3 of 4 INSTALLMENTs!
zen habits: breathe
38 Life Lessons I’ve Learned in 38 Years
POST WRITTEN BY LEO BABAUTA.
Today (April 30) I turn 38 years old.
I’ve been on this earth for nearly four decades. Being in a city like Paris, where there are buildings that measure their age by the millennia, helps put that brief blink of the eye into perspective. But still, it amazes me that I’ve been around that long — I feel like I’ve barely begun.
I’m not usually one to make a big deal about my birthday, but as always, it has given me an opportunity to reflect. I thought I’d share a handful of lessons I’ve learned — as a helpful guide for those just starting out.
This post is for my children, whom I miss greatly across the distance of a continent and an ocean. I hope this will shine a dim light on the streets they have to navigate ahead of them, though I know they’ll still stumble as much as I have.

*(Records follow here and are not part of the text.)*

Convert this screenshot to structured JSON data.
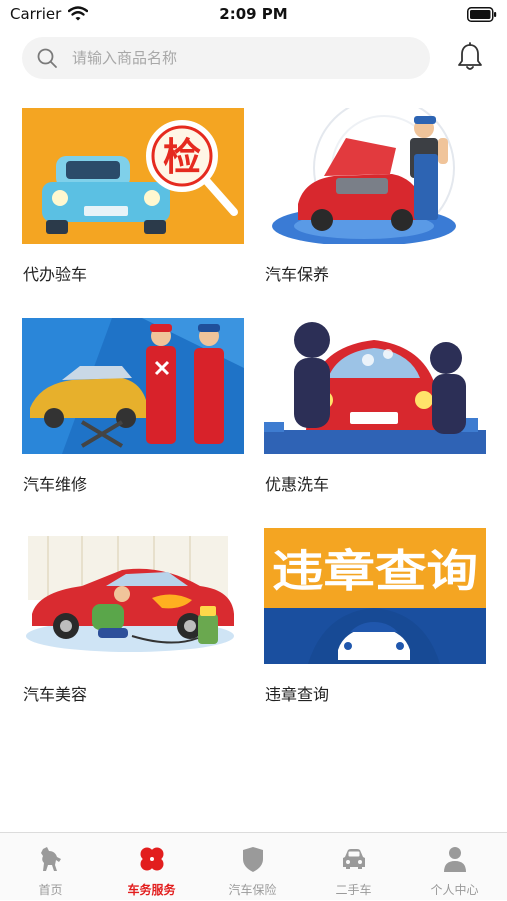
{
  "status_bar": {
    "carrier": "Carrier",
    "time": "2:09 PM"
  },
  "search": {
    "placeholder": "请输入商品名称"
  },
  "services": [
    {
      "label": "代办验车",
      "image_text": "检"
    },
    {
      "label": "汽车保养"
    },
    {
      "label": "汽车维修"
    },
    {
      "label": "优惠洗车"
    },
    {
      "label": "汽车美容"
    },
    {
      "label": "违章查询",
      "image_text": "违章查询"
    }
  ],
  "tabbar": {
    "items": [
      {
        "label": "首页",
        "icon": "horse-icon"
      },
      {
        "label": "车务服务",
        "icon": "clover-icon",
        "active": true
      },
      {
        "label": "汽车保险",
        "icon": "shield-icon"
      },
      {
        "label": "二手车",
        "icon": "car-icon"
      },
      {
        "label": "个人中心",
        "icon": "person-icon"
      }
    ]
  },
  "colors": {
    "accent": "#e21e1e",
    "inactive": "#9a9a9a",
    "search_bg": "#f3f3f3"
  }
}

This is for you, Chloe, Justin, Rain, Maia, Seth and Noelle. I apologize for the length.
38 Lessons I’ve Learned in My 38 Years
20. A good walk cures most problems. Want to lose weight and get fit? Walk. Want to enjoy life but spend less? Walk. Want to cure stress and clear your head? Walk. Want to meditate and live in the moment? Walk. Having trouble with a life or work problem? Walk, and your head gets clear.
21. Let go of expectations. When you have expectations of something — a person, an experience, a vacation, a job, a book — you put it in a predetermined box that has little to do with reality. You set up an idealized version of the thing (or person) and then try to fit the reality into this ideal, and are often disappointed. Instead, try to experience reality as it is, appreciate it for what it is, and be happy that it is.
22. Giving is so much better than getting. Give with no expectation of getting something in return, and it becomes a purer, more beautiful act. Too often we give something and expect to get an equal measure in return — at least get some gratitude or recognition for our efforts. Try to let go of that need, and just give.
23. Competition is very rarely as useful as cooperation. Our society is geared toward competition — rip each other’s throats out, survival of the fittest, yada yada. But humans are meant to work together for the survival of the tribe, and cooperation pools our resources and allows everyone to contribute what they can. It requires a whole other set of people skills to work cooperatively, but it’s well worth the effort.
24. Gratitude is one of the best ways to find contentment. We are often discontent in our lives, desire more, because we don’t realize how much we have. Instead of focusing on what you don’t have, be grateful for the amazing gifts you’ve been given: of loved ones and simple pleasures, of health and sight and the gift of music and books, of nature and beauty and the ability to create, and everything in between. Be grateful every day.
25. Compassion for other living things is more important than pleasure. Many people scoff at vegetarianism because they love the taste of meat and cheese too much, but they are putting the pleasure of their taste buds ahead of the suffering of other living, feeling beings. You can be perfectly healthy on a vegetarian (even vegan) diet, so killing and torturing animals is absolutely unnecessary. Compassion is a much more fulfilling way to live than closing your eyes to suffering.
26. Taste buds change. I thought I could never give up meat, but by doing it slowly, I never missed it. I thought I could never give up junk food like sweets, fried crap, nachos, all kinds of unhealthy things … and yet today I would rather eat some fresh berries or raw nuts. Weird, but it’s amazing how much our taste buds can change.
27. Create. The world is full of distractions, but very few are as important as creating. In my job as a writer, there is nothing that comes close to being as crucial as creating. In my life, creating is one of the few things that has given me meaning. When it’s time to work, clear away all else and create.
28. Get some perspective. Usually when we’re worried or upset, it’s because we’ve lost perspective. In the larger picture, this one problem means almost nothing. This fight we’re having with someone else — it’s over something that matters naught. Let it go, and move on.
29. Don’t sit too much. It kills you. Move, dance, run, play.